Ant Financial is launching yet another “ambassador” campaign, dubbed the Singapore Passion Ambassador campaign, to market its mobile payments platform, Alipay, to Chinese tourists. The company’s newest campaign, launched in partnership with Singapore Tourism Board, will take three tourists on Alipay-made itineraries through the city of Singapore based on three profiles, the foodie, the collector, and the explorer. The customized itineraries will be available on the Alipay app for a year. The ambassadors who participate in the three itineraries will then share their experiences via social media to promote both Singapore and Alipay.
Alipay is designing three custom itineraries for traveling in Singapore, which will be available on the app for a year
This, of course, isn’t the first time Ant Financial has used an ambassador campaign to promote a destination and its own mobile payments platform. The fintech firm also launched a similar campaign for Finland in 2016. The company sent eight Chinese tourists to Helsinki and Rovaniemi, a city located within the Arctic Circle, for six days of sightseeing and touring. On the trip, the tourists were able to pay for virtually everything via Alipay.
While adoption of Chinese mobile payments isn’t necessarily a guarantee of success, it can certainly help promote the impression that a destination is “Chinese-friendly.” It’s especially important for destinations like Finland, which isn’t a particularly well-known global destination. The country has been able to drive the growth of Chinese tourism via promoting it as an easy and accessible “stop-over” destination that Chinese tourists can enjoy while traveling to and from Europe. Not having to worry about getting local currency or about credit card fees does arguably make this kind of extremely short trip more possible.
Alipay marketing has proved to be part of Finland’s successful push for Chinese tourism
Finland reported growth of 63 percent in the number of Chinese arrivals for 2017 over 2016 with the launch of the campaign.
Of course, Singapore has a lot advantages over Finland when it comes to attracting Chinese tourists. It’s much closer to China and thus more affordable in terms of airfares. It’s also a significantly better-known destination with an international reputation as a modern, cosmopolitan city.
Singapore already benefits from not only a large number of Chinese tourists, but ones that spend substantially more than average
Still, a partnership with Alipay certainly can’t hurt. Destinations partnering with Alipay, or even Tencent and WeChat Pay, are able to promote themselves via the media and tech empires of these large companies as “Chinese-friendly” destinations. These campaigns seemingly target the substantially more lucrative independent traveler demographics as well.
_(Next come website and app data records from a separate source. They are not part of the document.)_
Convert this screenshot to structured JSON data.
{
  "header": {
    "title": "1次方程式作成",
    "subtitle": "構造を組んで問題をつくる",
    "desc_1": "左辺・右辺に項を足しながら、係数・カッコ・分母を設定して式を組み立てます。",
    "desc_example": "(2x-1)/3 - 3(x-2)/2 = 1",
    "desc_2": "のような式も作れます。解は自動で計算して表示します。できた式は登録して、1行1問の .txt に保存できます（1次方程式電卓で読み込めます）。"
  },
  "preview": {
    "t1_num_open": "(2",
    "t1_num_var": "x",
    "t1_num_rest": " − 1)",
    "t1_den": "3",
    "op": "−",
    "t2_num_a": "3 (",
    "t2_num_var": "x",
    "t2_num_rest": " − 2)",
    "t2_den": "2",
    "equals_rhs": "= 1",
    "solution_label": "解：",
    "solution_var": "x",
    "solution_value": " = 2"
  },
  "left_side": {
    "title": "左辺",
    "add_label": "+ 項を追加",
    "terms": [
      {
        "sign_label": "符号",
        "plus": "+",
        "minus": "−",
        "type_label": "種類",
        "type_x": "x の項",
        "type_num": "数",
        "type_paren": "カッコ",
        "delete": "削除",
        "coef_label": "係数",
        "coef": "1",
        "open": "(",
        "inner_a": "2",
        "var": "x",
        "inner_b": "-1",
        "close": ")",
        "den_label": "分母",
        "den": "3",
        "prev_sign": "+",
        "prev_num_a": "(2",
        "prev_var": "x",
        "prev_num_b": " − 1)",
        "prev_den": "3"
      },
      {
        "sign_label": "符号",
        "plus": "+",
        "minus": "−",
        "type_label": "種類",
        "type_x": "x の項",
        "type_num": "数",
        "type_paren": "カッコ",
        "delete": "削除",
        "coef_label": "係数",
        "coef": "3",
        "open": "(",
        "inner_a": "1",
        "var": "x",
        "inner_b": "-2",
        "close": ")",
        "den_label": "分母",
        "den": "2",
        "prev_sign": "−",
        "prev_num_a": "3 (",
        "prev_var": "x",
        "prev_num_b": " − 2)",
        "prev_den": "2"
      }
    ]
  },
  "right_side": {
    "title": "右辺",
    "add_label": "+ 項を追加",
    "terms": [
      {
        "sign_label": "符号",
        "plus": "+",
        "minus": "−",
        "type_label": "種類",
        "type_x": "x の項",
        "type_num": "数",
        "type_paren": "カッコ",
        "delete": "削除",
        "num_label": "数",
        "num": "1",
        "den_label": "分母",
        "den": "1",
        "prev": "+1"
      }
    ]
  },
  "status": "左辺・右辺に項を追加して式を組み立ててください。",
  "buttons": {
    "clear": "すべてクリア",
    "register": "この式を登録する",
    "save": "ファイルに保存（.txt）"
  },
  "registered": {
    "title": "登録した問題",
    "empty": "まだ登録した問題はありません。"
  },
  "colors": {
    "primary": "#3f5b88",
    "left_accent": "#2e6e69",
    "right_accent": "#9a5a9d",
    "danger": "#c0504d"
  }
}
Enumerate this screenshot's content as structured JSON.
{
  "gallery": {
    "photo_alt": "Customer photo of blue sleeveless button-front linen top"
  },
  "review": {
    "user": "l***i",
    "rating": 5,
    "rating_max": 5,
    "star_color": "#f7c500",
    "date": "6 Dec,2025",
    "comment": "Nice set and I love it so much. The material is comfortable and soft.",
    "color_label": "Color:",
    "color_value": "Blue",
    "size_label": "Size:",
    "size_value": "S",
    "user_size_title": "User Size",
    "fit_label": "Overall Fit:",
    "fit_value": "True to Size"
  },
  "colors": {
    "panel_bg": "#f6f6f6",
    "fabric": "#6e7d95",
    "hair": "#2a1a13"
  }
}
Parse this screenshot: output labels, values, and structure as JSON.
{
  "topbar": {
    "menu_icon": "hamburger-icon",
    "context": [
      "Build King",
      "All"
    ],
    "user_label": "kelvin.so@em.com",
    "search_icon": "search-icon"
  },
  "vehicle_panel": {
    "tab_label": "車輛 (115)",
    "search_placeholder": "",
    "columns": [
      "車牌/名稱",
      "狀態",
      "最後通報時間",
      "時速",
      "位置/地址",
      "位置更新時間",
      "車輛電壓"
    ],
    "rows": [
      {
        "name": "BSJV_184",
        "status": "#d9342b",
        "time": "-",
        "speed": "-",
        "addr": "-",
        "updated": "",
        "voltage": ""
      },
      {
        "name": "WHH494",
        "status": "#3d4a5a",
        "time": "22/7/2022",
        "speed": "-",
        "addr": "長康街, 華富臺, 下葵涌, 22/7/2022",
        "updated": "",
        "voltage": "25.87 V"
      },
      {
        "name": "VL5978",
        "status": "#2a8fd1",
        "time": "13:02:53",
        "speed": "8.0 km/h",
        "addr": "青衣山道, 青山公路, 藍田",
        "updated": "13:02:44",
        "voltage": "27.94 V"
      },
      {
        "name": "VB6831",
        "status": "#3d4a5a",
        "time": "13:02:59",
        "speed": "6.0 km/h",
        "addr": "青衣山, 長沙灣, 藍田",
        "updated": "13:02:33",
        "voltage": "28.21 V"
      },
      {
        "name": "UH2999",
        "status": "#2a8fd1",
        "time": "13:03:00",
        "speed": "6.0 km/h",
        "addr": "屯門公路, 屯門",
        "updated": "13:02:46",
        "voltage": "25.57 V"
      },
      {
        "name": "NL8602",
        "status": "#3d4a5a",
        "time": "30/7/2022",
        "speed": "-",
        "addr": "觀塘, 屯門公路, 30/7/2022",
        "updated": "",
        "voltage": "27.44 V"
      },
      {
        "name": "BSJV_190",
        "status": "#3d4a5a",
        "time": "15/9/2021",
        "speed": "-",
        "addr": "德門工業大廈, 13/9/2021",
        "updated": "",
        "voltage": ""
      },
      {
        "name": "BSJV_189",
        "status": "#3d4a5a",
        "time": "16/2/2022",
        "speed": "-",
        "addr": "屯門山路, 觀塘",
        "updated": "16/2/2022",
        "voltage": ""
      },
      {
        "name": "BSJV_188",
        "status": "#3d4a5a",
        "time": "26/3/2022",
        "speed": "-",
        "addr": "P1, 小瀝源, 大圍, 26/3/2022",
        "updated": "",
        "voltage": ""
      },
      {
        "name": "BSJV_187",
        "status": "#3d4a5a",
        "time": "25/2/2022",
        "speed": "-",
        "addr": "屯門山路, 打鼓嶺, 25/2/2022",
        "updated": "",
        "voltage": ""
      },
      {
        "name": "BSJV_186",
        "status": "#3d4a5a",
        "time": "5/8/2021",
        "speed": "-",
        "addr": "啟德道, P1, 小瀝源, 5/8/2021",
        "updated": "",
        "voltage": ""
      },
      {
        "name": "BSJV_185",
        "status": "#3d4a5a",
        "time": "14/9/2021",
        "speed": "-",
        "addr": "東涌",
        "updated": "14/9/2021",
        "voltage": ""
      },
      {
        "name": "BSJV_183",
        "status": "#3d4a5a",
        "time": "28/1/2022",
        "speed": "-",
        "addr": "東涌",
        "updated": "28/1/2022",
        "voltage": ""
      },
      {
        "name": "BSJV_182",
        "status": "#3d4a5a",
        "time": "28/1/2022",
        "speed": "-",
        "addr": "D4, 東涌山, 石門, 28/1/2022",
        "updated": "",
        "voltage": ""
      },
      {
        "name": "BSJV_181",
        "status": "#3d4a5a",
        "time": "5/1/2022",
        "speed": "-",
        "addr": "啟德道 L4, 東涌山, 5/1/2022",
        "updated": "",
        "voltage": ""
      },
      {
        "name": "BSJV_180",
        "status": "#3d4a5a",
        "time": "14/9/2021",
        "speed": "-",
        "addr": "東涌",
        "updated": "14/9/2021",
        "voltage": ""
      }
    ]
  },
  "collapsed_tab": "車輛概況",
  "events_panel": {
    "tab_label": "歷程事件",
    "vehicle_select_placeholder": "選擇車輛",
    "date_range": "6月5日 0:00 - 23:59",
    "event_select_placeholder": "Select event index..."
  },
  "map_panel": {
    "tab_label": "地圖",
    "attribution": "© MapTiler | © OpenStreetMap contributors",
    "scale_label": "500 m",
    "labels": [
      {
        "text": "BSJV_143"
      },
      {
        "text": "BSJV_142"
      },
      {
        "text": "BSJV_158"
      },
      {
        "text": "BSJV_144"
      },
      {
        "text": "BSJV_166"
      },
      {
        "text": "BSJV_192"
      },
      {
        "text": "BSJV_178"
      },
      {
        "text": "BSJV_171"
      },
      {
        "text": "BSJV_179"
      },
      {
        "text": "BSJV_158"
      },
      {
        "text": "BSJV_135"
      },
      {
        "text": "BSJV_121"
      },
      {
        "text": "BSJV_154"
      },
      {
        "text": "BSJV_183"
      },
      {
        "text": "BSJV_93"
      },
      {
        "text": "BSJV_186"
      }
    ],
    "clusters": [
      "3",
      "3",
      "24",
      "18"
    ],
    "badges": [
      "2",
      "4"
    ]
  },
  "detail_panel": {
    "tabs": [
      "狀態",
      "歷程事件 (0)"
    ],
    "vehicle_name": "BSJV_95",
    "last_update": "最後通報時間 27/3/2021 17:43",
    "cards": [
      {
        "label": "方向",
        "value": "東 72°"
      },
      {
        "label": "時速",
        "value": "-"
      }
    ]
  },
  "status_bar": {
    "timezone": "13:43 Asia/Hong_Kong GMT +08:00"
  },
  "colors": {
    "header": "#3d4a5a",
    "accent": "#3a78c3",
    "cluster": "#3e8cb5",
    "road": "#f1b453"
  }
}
Regardless, it’s not as if Singapore is particularly struggling to attract lucrative Chinese travelers. Just because it’s substantially more affordable than travel to Europe for Chinese tourists, Singapore still tends to attract higher-income Chinese tourists. Last year, the city attracted 3.2 million Chinese arrivals who spent around $4.2 billion, an average of around $1,300 per arrival. This contrasts to the overall global average of $887 per Chinese tourist trip. The disparity might even be larger because the Singapore Tourism Board only includes airfares from Singapore-based airlines to calculate its total tourism receipts, meaning a substantial amount of Chinese spending for travel to Singapore is not accounted for.